Paganism and Its Religions

Pagan ReligionJust like Christianity has many religious communities, Paganism has the same.  Christianity has Baptist, Methodists, Jehovah’s Witnesses, and Catholic communities.  Paganism has Wiccan, Druidism, and Heathenism. These are just some of hundreds of both Christian and Paganism religious communities and faiths. Each has the same fundamental beliefs and beliefs that make them different from each other.


The first image this word usually brings to mind for most is the wicked witch of the West in Oz.  This could not be farther from the truth. Not every witch is a Wiccan, just like not every Christian is Catholic.
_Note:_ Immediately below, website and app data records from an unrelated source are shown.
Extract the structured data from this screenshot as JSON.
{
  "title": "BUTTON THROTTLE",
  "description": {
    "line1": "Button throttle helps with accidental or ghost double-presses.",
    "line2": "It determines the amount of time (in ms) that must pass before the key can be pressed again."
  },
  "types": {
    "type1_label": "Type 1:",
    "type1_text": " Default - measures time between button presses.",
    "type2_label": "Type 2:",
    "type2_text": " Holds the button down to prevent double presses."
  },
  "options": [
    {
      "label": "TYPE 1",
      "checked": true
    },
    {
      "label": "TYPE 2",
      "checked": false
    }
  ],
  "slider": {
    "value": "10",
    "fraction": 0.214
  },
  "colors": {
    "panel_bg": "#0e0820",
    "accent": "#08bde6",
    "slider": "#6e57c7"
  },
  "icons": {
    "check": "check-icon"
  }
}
The Wiccan rede, “An’ it harm none, do what you will” is an ethical code that is strictly held. The Law of Three is a Wiccan belief that what is sent out will come back threefold. Wiccans traditionally hold nature in high regard.  Nature is learned from and cherished.  Practicing of witchcraft generally involves love, wisdom, harmony, and healing.  Because of endless persecution, Wiccans believe strongly in religious freedom.  Many misconceptions exist around this pagan religion that could not be farther from the truth.  Pagans, including Wiccans, do not worship the Devil.  The concept of the devil is of Christian origin and has no place in paganism. Magic to cause harm or to manipulate to another is strictly against their ethical code as “true witches”.


Neo-Druidism arose from the earlier Druids groups.  They have the basic pagan beliefs of nature-based spirituality and have strong regard for their Celtic ancestors.  There usually is no leader or authoritarian figure.  The groups are referred to as henges or groves.  Belief in the Gaia hypothesis plays a big part in their belief systems and nature is considered spiritual. The two best known groups are the Ár nDraíocht Féin and the Henge of Keltria. The main difference between the two is the Henge of Keltria believes in the restoration of the original druidism.
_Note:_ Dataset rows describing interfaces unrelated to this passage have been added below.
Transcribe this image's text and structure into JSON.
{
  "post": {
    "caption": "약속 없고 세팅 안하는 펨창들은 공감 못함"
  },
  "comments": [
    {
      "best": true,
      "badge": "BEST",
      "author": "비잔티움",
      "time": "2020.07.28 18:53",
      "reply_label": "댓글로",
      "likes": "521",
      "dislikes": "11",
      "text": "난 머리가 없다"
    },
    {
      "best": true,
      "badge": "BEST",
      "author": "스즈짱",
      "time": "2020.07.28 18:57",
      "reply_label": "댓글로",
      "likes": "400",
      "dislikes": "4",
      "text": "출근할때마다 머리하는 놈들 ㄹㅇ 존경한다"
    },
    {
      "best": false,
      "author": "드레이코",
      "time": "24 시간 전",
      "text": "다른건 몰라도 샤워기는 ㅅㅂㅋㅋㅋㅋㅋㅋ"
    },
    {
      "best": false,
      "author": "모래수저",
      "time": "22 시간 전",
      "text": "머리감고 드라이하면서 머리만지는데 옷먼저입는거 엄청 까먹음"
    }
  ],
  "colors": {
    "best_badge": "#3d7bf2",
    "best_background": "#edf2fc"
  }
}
Heathenism dates back to pre-Christian times.  Its ancestry includes descendants from Anglo-Saxon England, Germany, and Scandinavia. Modern heathenism involves the revival of old ancestral practices and their religions fall under a variety of names such as Odinism, Heathenry, and Germanic Pagan Reconstructionism. Heathenry is considered more of a way of life than just a religion and permeates daily life.  Heathenism requires constant learning about the values and beliefs of ancestors. Much time is given to the development of relationships with ancestors, gods and goddesses, and the spirits of the land.  Again, there is no central authority figure or book used.
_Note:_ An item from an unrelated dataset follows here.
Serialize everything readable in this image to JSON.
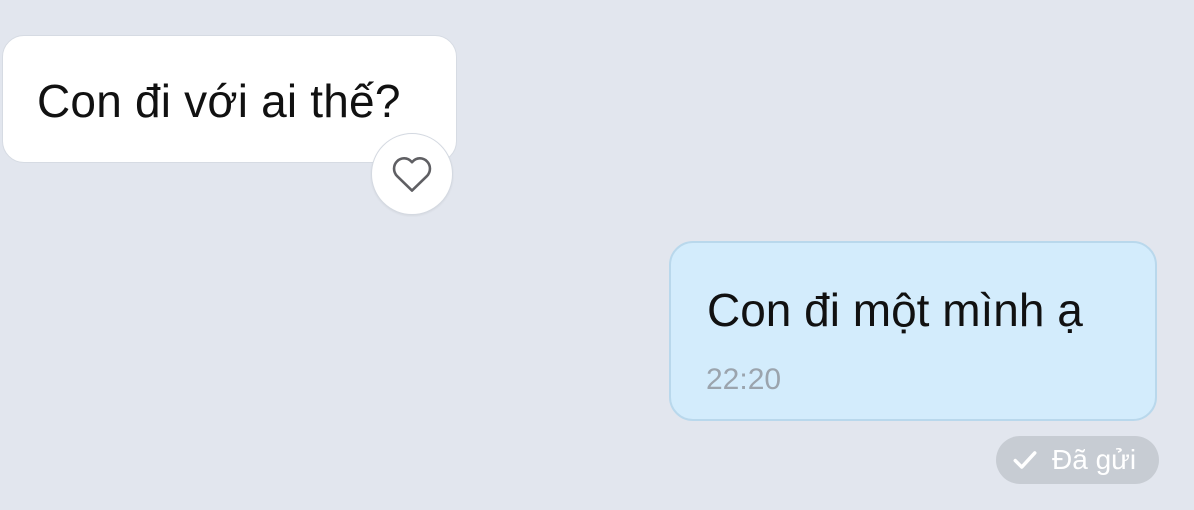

Even with the basic information given of just these few pagan religions show some commonalities.  All have a reverence for nature and include this reverence in their practices.  No bloody altars, no sacrifices, no devil worship is involved in any of them. Most pagan religions include their ancestral traditions and beliefs in the way they live and worship.  Both polytheism and pantheism are present in practically every type of paganism. Just like Christianity, Paganism is just as diverse.